**What you should do:**
Find each line below that includes "JSON", then copy it.

[Records from a data source]

************

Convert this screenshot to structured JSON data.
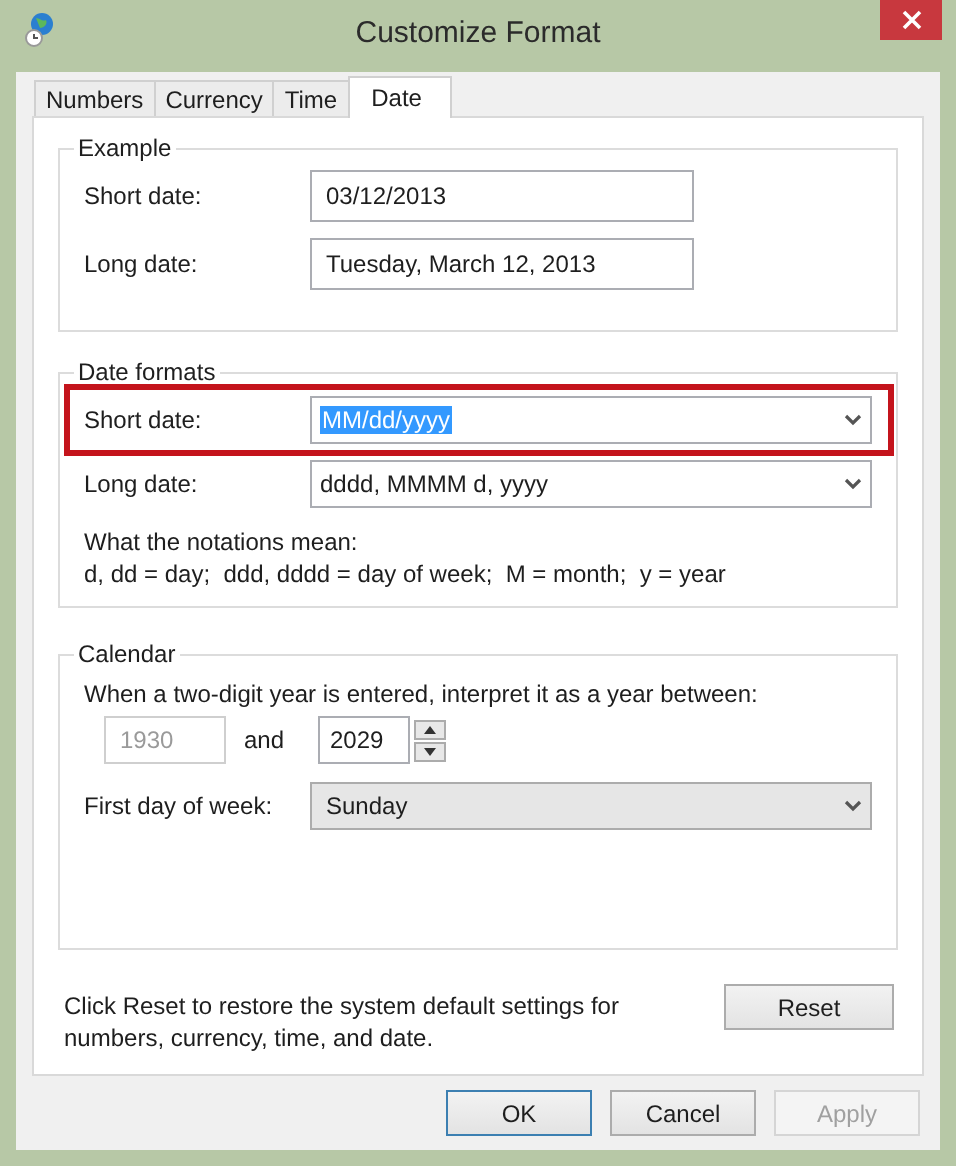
{
  "window": {
    "title": "Customize Format"
  },
  "tabs": [
    {
      "label": "Numbers",
      "selected": false
    },
    {
      "label": "Currency",
      "selected": false
    },
    {
      "label": "Time",
      "selected": false
    },
    {
      "label": "Date",
      "selected": true
    }
  ],
  "example": {
    "title": "Example",
    "rows": [
      {
        "label": "Short date:",
        "value": "03/12/2013"
      },
      {
        "label": "Long date:",
        "value": "Tuesday, March 12, 2013"
      }
    ]
  },
  "date_formats": {
    "title": "Date formats",
    "rows": [
      {
        "label": "Short date:",
        "value": "MM/dd/yyyy",
        "text_selected": true,
        "highlighted": true
      },
      {
        "label": "Long date:",
        "value": "dddd, MMMM d, yyyy",
        "text_selected": false,
        "highlighted": false
      }
    ],
    "notes": [
      "What the notations mean:",
      "d, dd = day;  ddd, dddd = day of week;  M = month;  y = year"
    ]
  },
  "calendar": {
    "title": "Calendar",
    "prompt": "When a two-digit year is entered, interpret it as a year between:",
    "from": {
      "value": "1930",
      "disabled": true
    },
    "and_label": "and",
    "to": {
      "value": "2029",
      "disabled": false
    },
    "first_day": {
      "label": "First day of week:",
      "value": "Sunday"
    }
  },
  "reset": {
    "text": "Click Reset to restore the system default settings for numbers, currency, time, and date.",
    "button": "Reset"
  },
  "buttons": [
    {
      "label": "OK",
      "default": true,
      "disabled": false
    },
    {
      "label": "Cancel",
      "default": false,
      "disabled": false
    },
    {
      "label": "Apply",
      "default": false,
      "disabled": true
    }
  ]
}
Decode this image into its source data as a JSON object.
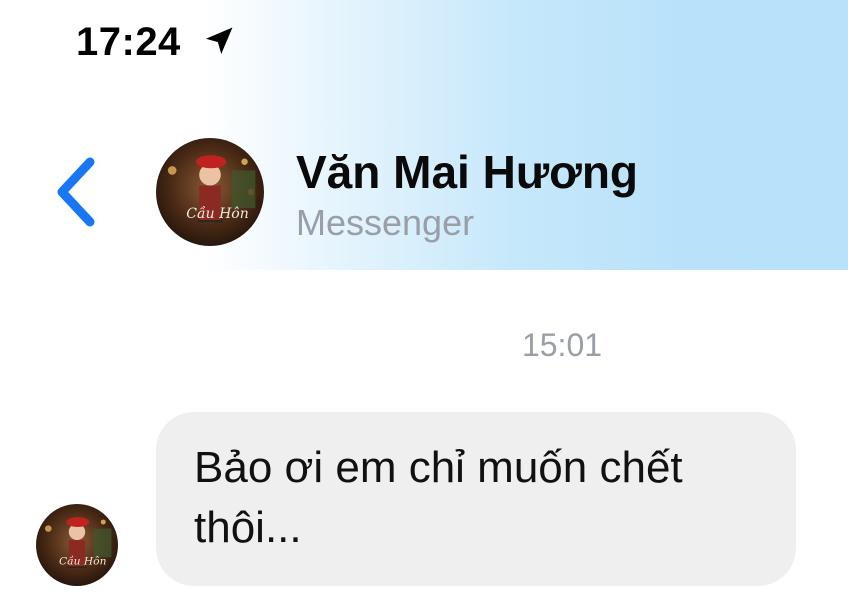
{
  "status_bar": {
    "time": "17:24",
    "location_icon": "location-arrow-icon"
  },
  "header": {
    "back_icon": "chevron-left-icon",
    "contact_name": "Văn Mai Hương",
    "subtitle": "Messenger",
    "avatar_caption": "Cầu Hôn"
  },
  "conversation": {
    "timestamp": "15:01",
    "messages": [
      {
        "text": "Bảo ơi em chỉ muốn chết thôi..."
      }
    ]
  },
  "colors": {
    "accent": "#1877f2",
    "header_gradient_end": "#b8e1fa",
    "bubble_bg": "#efefef",
    "muted_text": "#9a9ea6"
  }
}
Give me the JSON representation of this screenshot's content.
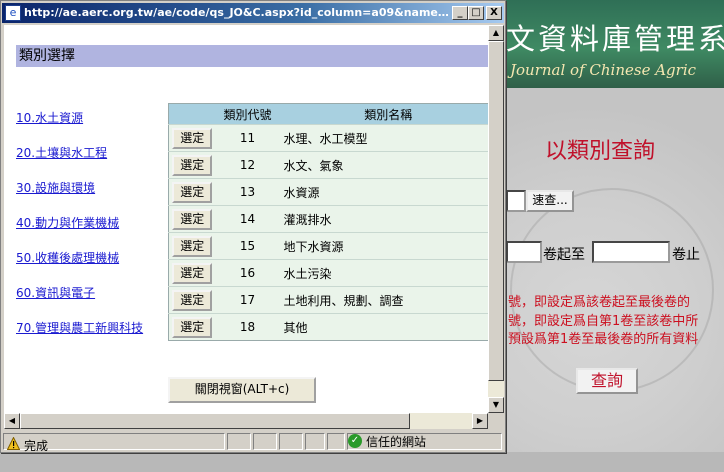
{
  "popup": {
    "title": "http://ae.aerc.org.tw/ae/code/qs_JO&C.aspx?id_column=a09&name_colum...",
    "section_title": "類別選擇",
    "categories": [
      {
        "label": "10.水土資源"
      },
      {
        "label": "20.土壤與水工程"
      },
      {
        "label": "30.設施與環境"
      },
      {
        "label": "40.動力與作業機械"
      },
      {
        "label": "50.收穫後處理機械"
      },
      {
        "label": "60.資訊與電子"
      },
      {
        "label": "70.管理與農工新興科技"
      }
    ],
    "table": {
      "headers": [
        "",
        "類別代號",
        "類別名稱"
      ],
      "select_label": "選定",
      "rows": [
        {
          "code": "11",
          "name": "水理、水工模型"
        },
        {
          "code": "12",
          "name": "水文、氣象"
        },
        {
          "code": "13",
          "name": "水資源"
        },
        {
          "code": "14",
          "name": "灌溉排水"
        },
        {
          "code": "15",
          "name": "地下水資源"
        },
        {
          "code": "16",
          "name": "水土污染"
        },
        {
          "code": "17",
          "name": "土地利用、規劃、調查"
        },
        {
          "code": "18",
          "name": "其他"
        }
      ]
    },
    "close_button": "關閉視窗(ALT+c)",
    "status": {
      "done": "完成",
      "zone": "信任的網站"
    },
    "window_buttons": {
      "minimize": "_",
      "maximize": "□",
      "close": "X"
    }
  },
  "background": {
    "title_cn": "文資料庫管理系",
    "title_en": "Journal of Chinese Agric",
    "heading": "以類別查詢",
    "quick_button": "速查...",
    "range_from": "卷起至",
    "range_to": "卷止",
    "notes": [
      "號，即設定爲該卷起至最後卷的",
      "號，即設定爲自第1卷至該卷中所",
      "預設爲第1卷至最後卷的所有資料"
    ],
    "query_button": "查詢"
  },
  "colors": {
    "titlebar": "#0a246a",
    "section_header": "#b0b4e0",
    "table_header": "#a8d0e0",
    "link": "#1a1ad0",
    "accent_red": "#c0102a"
  },
  "icons": [
    "ie-page-icon",
    "warning-icon",
    "trusted-site-icon",
    "scroll-arrow-icon"
  ]
}
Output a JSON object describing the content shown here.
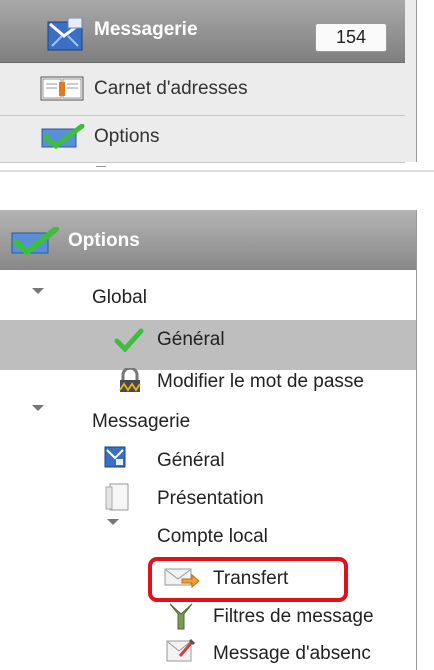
{
  "nav": {
    "messagerie_label": "Messagerie",
    "messagerie_count": "154",
    "carnet_label": "Carnet d'adresses",
    "options_label": "Options"
  },
  "options_panel": {
    "header": "Options",
    "tree": {
      "global": "Global",
      "global_general": "Général",
      "modifier_mdp": "Modifier le mot de passe",
      "messagerie": "Messagerie",
      "msg_general": "Général",
      "presentation": "Présentation",
      "compte_local": "Compte local",
      "transfert": "Transfert",
      "filtres": "Filtres de message",
      "absence": "Message d'absenc"
    }
  },
  "colors": {
    "highlight": "#e2101a",
    "selected_row": "#bebebe"
  }
}
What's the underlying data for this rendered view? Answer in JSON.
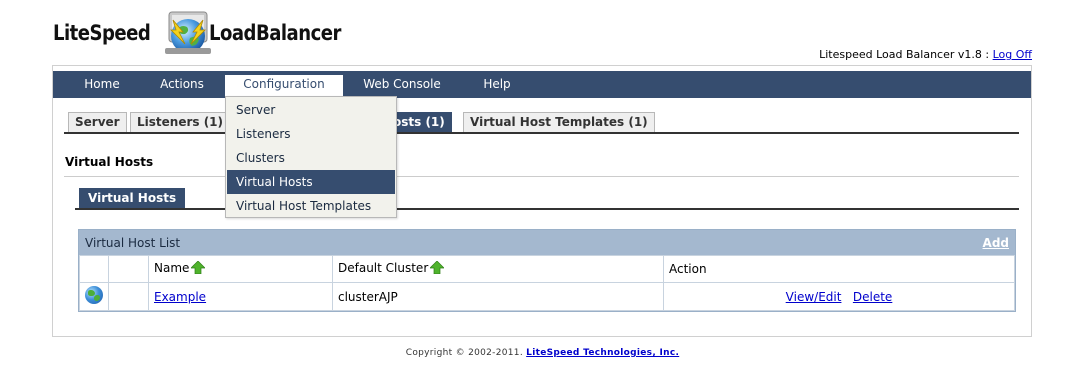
{
  "header": {
    "logo_left": "LiteSpeed",
    "logo_right": "LoadBalancer",
    "product_version": "Litespeed Load Balancer v1.8 :",
    "logoff_label": "Log Off"
  },
  "nav": {
    "items": [
      {
        "label": "Home"
      },
      {
        "label": "Actions"
      },
      {
        "label": "Configuration"
      },
      {
        "label": "Web Console"
      },
      {
        "label": "Help"
      }
    ],
    "active": "Configuration"
  },
  "tabs": [
    {
      "label": "Server"
    },
    {
      "label": "Listeners (1)"
    },
    {
      "label": "Virtual Hosts (1)"
    },
    {
      "label": "Virtual Host Templates (1)"
    }
  ],
  "visible_tab_fragment": "osts (1)",
  "section_title": "Virtual Hosts",
  "subtab_label": "Virtual Hosts",
  "table": {
    "caption": "Virtual Host List",
    "add_label": "Add",
    "columns": [
      "",
      "",
      "Name",
      "Default Cluster",
      "Action"
    ],
    "rows": [
      {
        "name": "Example",
        "cluster": "clusterAJP",
        "action_view": "View/Edit",
        "action_delete": "Delete"
      }
    ]
  },
  "dropdown": {
    "items": [
      {
        "label": "Server"
      },
      {
        "label": "Listeners"
      },
      {
        "label": "Clusters"
      },
      {
        "label": "Virtual Hosts"
      },
      {
        "label": "Virtual Host Templates"
      }
    ],
    "selected": "Virtual Hosts"
  },
  "footer": {
    "copyright": "Copyright © 2002-2011.",
    "company_link": "LiteSpeed Technologies, Inc."
  },
  "colors": {
    "nav_bg": "#364d6f",
    "table_header_bg": "#a4b8cf",
    "link": "#0000cc"
  }
}
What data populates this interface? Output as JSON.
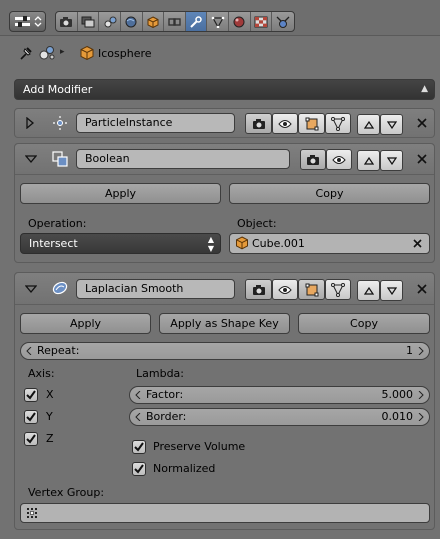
{
  "header": {
    "editor_icon": "properties-editor-icon",
    "contexts": [
      {
        "name": "render-icon"
      },
      {
        "name": "render-layers-icon"
      },
      {
        "name": "scene-icon"
      },
      {
        "name": "world-icon"
      },
      {
        "name": "object-icon"
      },
      {
        "name": "constraints-icon"
      },
      {
        "name": "modifiers-icon",
        "active": true
      },
      {
        "name": "data-icon"
      },
      {
        "name": "material-icon"
      },
      {
        "name": "texture-icon"
      },
      {
        "name": "particles-icon"
      }
    ]
  },
  "breadcrumb": {
    "object_name": "Icosphere"
  },
  "add_modifier_label": "Add Modifier",
  "modifiers": {
    "particle_instance": {
      "name": "ParticleInstance"
    },
    "boolean": {
      "name": "Boolean",
      "apply_label": "Apply",
      "copy_label": "Copy",
      "operation_label": "Operation:",
      "operation_value": "Intersect",
      "object_label": "Object:",
      "object_value": "Cube.001"
    },
    "laplacian": {
      "name": "Laplacian Smooth",
      "apply_label": "Apply",
      "apply_shape_label": "Apply as Shape Key",
      "copy_label": "Copy",
      "repeat_label": "Repeat:",
      "repeat_value": "1",
      "axis_label": "Axis:",
      "axes": [
        {
          "label": "X",
          "checked": true
        },
        {
          "label": "Y",
          "checked": true
        },
        {
          "label": "Z",
          "checked": true
        }
      ],
      "lambda_label": "Lambda:",
      "factor_label": "Factor:",
      "factor_value": "5.000",
      "border_label": "Border:",
      "border_value": "0.010",
      "preserve_volume_label": "Preserve Volume",
      "preserve_volume": true,
      "normalized_label": "Normalized",
      "normalized": true,
      "vertex_group_label": "Vertex Group:",
      "vertex_group_value": ""
    }
  }
}
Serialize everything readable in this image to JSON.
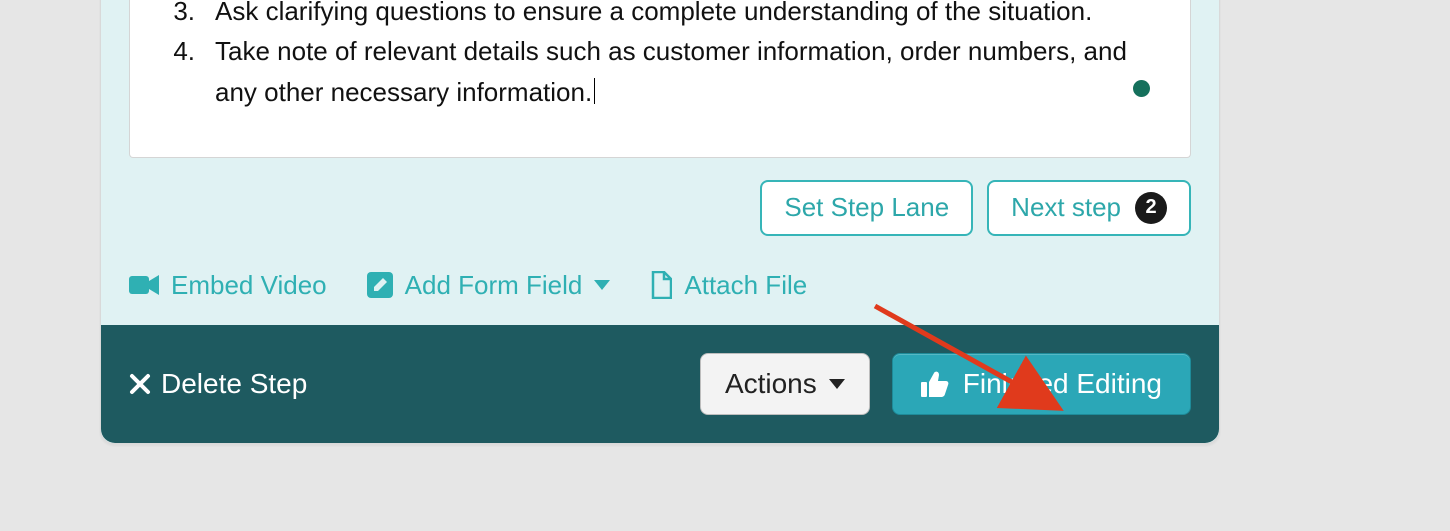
{
  "content": {
    "items": [
      {
        "num": "3.",
        "text": "Ask clarifying questions to ensure a complete understanding of the situation."
      },
      {
        "num": "4.",
        "text": "Take note of relevant details such as customer information, order numbers, and any other necessary information."
      }
    ]
  },
  "lane": {
    "set_step_lane": "Set Step Lane",
    "next_step": "Next step",
    "next_step_count": "2"
  },
  "links": {
    "embed_video": "Embed Video",
    "add_form_field": "Add Form Field",
    "attach_file": "Attach File"
  },
  "footer": {
    "delete_step": "Delete Step",
    "actions": "Actions",
    "finished": "Finished Editing"
  }
}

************

**Reply to the exercise:**
Convert this screenshot to structured JSON data.
Decode this image into its source data as a JSON object.
Give me the JSON representation of this screenshot's content.
Output a JSON object describing the content shown here.
What's the underlying data for this rendered view? Answer in JSON.
What data populates this interface? Output as JSON.
Serialize everything readable in this image to JSON.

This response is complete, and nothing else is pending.